> [Extracted entries]

=======

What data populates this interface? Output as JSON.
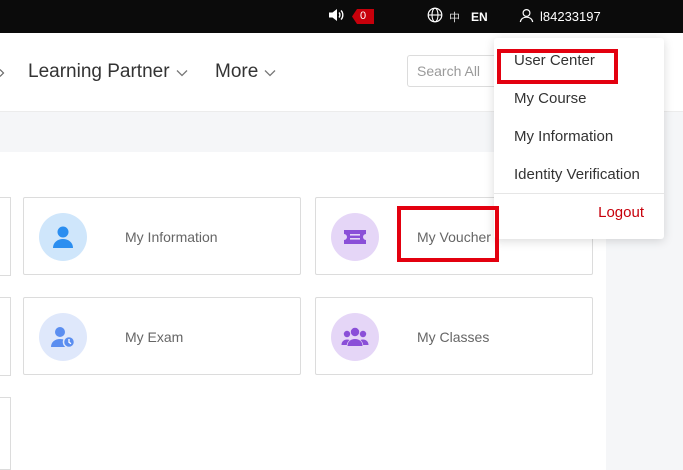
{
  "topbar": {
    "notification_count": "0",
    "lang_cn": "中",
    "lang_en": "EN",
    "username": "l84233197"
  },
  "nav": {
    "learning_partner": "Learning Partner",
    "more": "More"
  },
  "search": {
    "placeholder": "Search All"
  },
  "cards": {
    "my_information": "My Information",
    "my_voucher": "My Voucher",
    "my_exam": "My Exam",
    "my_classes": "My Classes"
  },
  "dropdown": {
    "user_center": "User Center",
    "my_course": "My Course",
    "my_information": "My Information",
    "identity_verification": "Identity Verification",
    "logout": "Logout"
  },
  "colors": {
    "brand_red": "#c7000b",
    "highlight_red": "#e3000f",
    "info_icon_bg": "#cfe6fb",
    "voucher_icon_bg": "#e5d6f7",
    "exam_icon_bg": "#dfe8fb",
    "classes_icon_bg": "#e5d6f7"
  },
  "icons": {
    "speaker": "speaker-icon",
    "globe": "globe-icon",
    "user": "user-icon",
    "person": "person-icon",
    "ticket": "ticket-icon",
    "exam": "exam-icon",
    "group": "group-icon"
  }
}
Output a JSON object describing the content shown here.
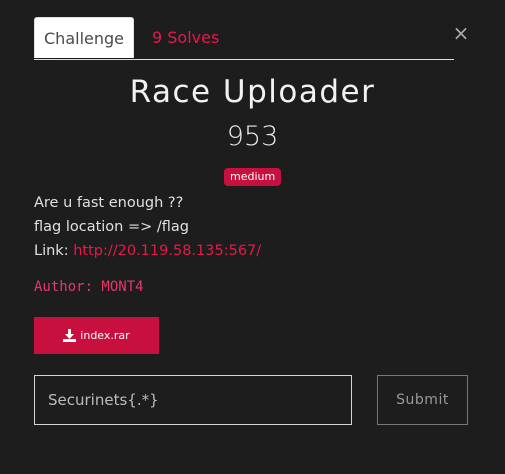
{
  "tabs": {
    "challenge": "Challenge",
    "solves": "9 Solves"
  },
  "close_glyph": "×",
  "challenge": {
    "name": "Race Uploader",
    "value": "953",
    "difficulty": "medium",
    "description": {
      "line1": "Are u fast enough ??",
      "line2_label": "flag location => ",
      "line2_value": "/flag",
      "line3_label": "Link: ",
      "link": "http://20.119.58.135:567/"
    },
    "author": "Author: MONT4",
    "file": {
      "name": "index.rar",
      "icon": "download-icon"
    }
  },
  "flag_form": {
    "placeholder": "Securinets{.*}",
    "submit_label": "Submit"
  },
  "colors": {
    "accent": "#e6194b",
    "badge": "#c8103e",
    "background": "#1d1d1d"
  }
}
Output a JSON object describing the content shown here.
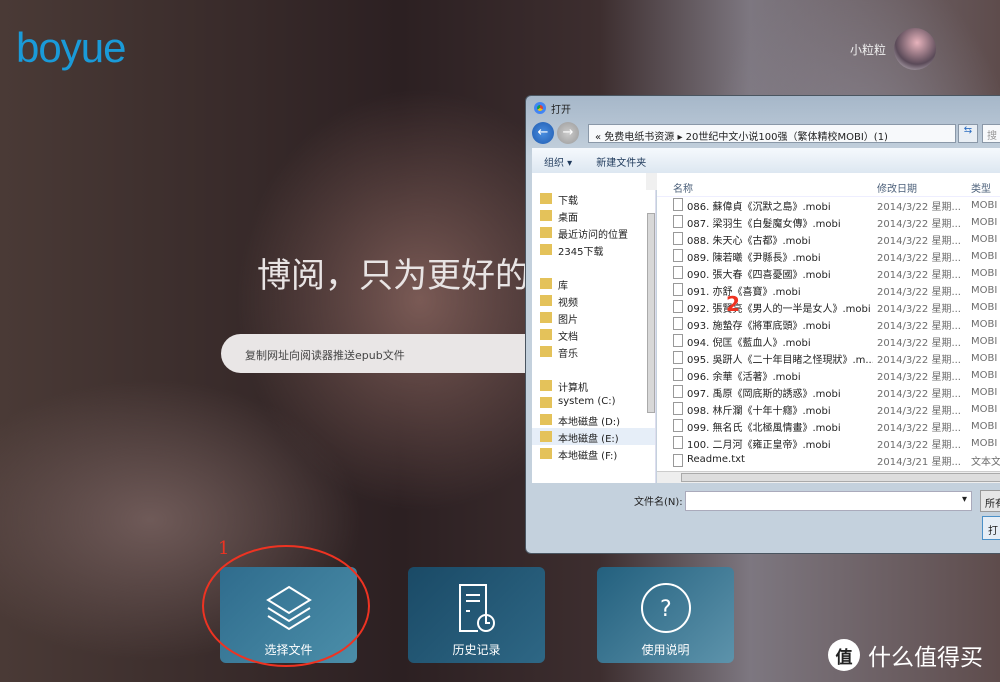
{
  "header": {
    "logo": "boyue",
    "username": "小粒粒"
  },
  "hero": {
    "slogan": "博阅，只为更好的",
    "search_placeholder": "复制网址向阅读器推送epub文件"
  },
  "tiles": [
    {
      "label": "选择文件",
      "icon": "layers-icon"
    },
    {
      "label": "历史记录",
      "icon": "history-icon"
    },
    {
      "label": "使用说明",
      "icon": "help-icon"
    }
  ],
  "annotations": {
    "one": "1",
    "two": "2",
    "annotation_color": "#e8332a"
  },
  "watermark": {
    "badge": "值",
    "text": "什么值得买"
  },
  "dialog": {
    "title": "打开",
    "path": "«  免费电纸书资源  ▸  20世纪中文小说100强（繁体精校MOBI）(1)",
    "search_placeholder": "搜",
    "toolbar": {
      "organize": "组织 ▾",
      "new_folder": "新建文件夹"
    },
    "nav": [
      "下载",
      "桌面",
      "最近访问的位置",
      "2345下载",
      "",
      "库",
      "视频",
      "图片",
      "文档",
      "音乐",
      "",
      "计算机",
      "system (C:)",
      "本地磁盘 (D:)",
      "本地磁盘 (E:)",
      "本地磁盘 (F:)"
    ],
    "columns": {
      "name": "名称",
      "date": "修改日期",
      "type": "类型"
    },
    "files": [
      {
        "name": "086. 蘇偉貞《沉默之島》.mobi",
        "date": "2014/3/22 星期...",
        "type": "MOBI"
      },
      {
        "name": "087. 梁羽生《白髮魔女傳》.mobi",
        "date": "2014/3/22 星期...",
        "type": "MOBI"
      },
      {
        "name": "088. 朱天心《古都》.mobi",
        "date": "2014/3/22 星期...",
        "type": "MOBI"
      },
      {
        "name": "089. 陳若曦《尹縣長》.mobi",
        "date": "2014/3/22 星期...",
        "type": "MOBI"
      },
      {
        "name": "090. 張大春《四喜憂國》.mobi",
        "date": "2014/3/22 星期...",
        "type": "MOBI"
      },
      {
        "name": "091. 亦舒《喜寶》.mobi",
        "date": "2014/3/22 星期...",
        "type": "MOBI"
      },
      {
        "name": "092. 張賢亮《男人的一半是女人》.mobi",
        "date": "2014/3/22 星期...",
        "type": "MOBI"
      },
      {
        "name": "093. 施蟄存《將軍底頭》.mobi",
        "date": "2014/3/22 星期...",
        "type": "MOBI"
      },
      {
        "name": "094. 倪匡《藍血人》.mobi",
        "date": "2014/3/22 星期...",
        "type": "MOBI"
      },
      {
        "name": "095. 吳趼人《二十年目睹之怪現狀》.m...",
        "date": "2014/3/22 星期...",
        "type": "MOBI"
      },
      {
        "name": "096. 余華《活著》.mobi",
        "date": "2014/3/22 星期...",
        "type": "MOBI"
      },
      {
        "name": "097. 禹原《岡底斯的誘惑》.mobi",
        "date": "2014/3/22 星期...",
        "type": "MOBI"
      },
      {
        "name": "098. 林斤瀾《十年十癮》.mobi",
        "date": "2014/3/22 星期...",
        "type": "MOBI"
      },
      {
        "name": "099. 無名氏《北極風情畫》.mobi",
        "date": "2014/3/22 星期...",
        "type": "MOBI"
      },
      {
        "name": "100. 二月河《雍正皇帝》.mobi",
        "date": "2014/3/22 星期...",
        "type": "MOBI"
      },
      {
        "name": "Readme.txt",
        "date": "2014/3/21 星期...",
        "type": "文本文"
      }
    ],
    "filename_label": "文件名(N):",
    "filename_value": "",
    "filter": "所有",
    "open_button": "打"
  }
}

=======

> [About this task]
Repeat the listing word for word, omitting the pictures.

> [Answer]
What data populates this interface? Output as JSON.
{
  "topbar": {
    "notification_count": "0",
    "lang_cn": "中",
    "lang_en": "EN",
    "username": "l84233197"
  },
  "nav": {
    "learning_partner": "Learning Partner",
    "more": "More"
  },
  "search": {
    "placeholder": "Search All"
  },
  "cards": {
    "my_information": "My Information",
    "my_voucher": "My Voucher",
    "my_exam": "My Exam",
    "my_classes": "My Classes"
  },
  "dropdown": {
    "user_center": "User Center",
    "my_course": "My Course",
    "my_information": "My Information",
    "identity_verification": "Identity Verification",
    "logout": "Logout"
  },
  "colors": {
    "brand_red": "#c7000b",
    "highlight_red": "#e3000f",
    "info_icon_bg": "#cfe6fb",
    "voucher_icon_bg": "#e5d6f7",
    "exam_icon_bg": "#dfe8fb",
    "classes_icon_bg": "#e5d6f7"
  },
  "icons": {
    "speaker": "speaker-icon",
    "globe": "globe-icon",
    "user": "user-icon",
    "person": "person-icon",
    "ticket": "ticket-icon",
    "exam": "exam-icon",
    "group": "group-icon"
  }
}
Output a JSON object describing the content shown here.
{
  "tabs": {
    "challenge": "Challenge",
    "solves": "9 Solves"
  },
  "close_glyph": "×",
  "challenge": {
    "name": "Race Uploader",
    "value": "953",
    "difficulty": "medium",
    "description": {
      "line1": "Are u fast enough ??",
      "line2_label": "flag location => ",
      "line2_value": "/flag",
      "line3_label": "Link: ",
      "link": "http://20.119.58.135:567/"
    },
    "author": "Author: MONT4",
    "file": {
      "name": "index.rar",
      "icon": "download-icon"
    }
  },
  "flag_form": {
    "placeholder": "Securinets{.*}",
    "submit_label": "Submit"
  },
  "colors": {
    "accent": "#e6194b",
    "badge": "#c8103e",
    "background": "#1d1d1d"
  }
}
Output a JSON object describing the content shown here.
{
  "header": {
    "logo": "boyue",
    "username": "小粒粒"
  },
  "hero": {
    "slogan": "博阅，只为更好的",
    "search_placeholder": "复制网址向阅读器推送epub文件"
  },
  "tiles": [
    {
      "label": "选择文件",
      "icon": "layers-icon"
    },
    {
      "label": "历史记录",
      "icon": "history-icon"
    },
    {
      "label": "使用说明",
      "icon": "help-icon"
    }
  ],
  "annotations": {
    "one": "1",
    "two": "2",
    "annotation_color": "#e8332a"
  },
  "watermark": {
    "badge": "值",
    "text": "什么值得买"
  },
  "dialog": {
    "title": "打开",
    "path": "«  免费电纸书资源  ▸  20世纪中文小说100强（繁体精校MOBI）(1)",
    "search_placeholder": "搜",
    "toolbar": {
      "organize": "组织 ▾",
      "new_folder": "新建文件夹"
    },
    "nav": [
      "下载",
      "桌面",
      "最近访问的位置",
      "2345下载",
      "",
      "库",
      "视频",
      "图片",
      "文档",
      "音乐",
      "",
      "计算机",
      "system (C:)",
      "本地磁盘 (D:)",
      "本地磁盘 (E:)",
      "本地磁盘 (F:)"
    ],
    "columns": {
      "name": "名称",
      "date": "修改日期",
      "type": "类型"
    },
    "files": [
      {
        "name": "086. 蘇偉貞《沉默之島》.mobi",
        "date": "2014/3/22 星期...",
        "type": "MOBI"
      },
      {
        "name": "087. 梁羽生《白髮魔女傳》.mobi",
        "date": "2014/3/22 星期...",
        "type": "MOBI"
      },
      {
        "name": "088. 朱天心《古都》.mobi",
        "date": "2014/3/22 星期...",
        "type": "MOBI"
      },
      {
        "name": "089. 陳若曦《尹縣長》.mobi",
        "date": "2014/3/22 星期...",
        "type": "MOBI"
      },
      {
        "name": "090. 張大春《四喜憂國》.mobi",
        "date": "2014/3/22 星期...",
        "type": "MOBI"
      },
      {
        "name": "091. 亦舒《喜寶》.mobi",
        "date": "2014/3/22 星期...",
        "type": "MOBI"
      },
      {
        "name": "092. 張賢亮《男人的一半是女人》.mobi",
        "date": "2014/3/22 星期...",
        "type": "MOBI"
      },
      {
        "name": "093. 施蟄存《將軍底頭》.mobi",
        "date": "2014/3/22 星期...",
        "type": "MOBI"
      },
      {
        "name": "094. 倪匡《藍血人》.mobi",
        "date": "2014/3/22 星期...",
        "type": "MOBI"
      },
      {
        "name": "095. 吳趼人《二十年目睹之怪現狀》.m...",
        "date": "2014/3/22 星期...",
        "type": "MOBI"
      },
      {
        "name": "096. 余華《活著》.mobi",
        "date": "2014/3/22 星期...",
        "type": "MOBI"
      },
      {
        "name": "097. 禹原《岡底斯的誘惑》.mobi",
        "date": "2014/3/22 星期...",
        "type": "MOBI"
      },
      {
        "name": "098. 林斤瀾《十年十癮》.mobi",
        "date": "2014/3/22 星期...",
        "type": "MOBI"
      },
      {
        "name": "099. 無名氏《北極風情畫》.mobi",
        "date": "2014/3/22 星期...",
        "type": "MOBI"
      },
      {
        "name": "100. 二月河《雍正皇帝》.mobi",
        "date": "2014/3/22 星期...",
        "type": "MOBI"
      },
      {
        "name": "Readme.txt",
        "date": "2014/3/21 星期...",
        "type": "文本文"
      }
    ],
    "filename_label": "文件名(N):",
    "filename_value": "",
    "filter": "所有",
    "open_button": "打"
  }
}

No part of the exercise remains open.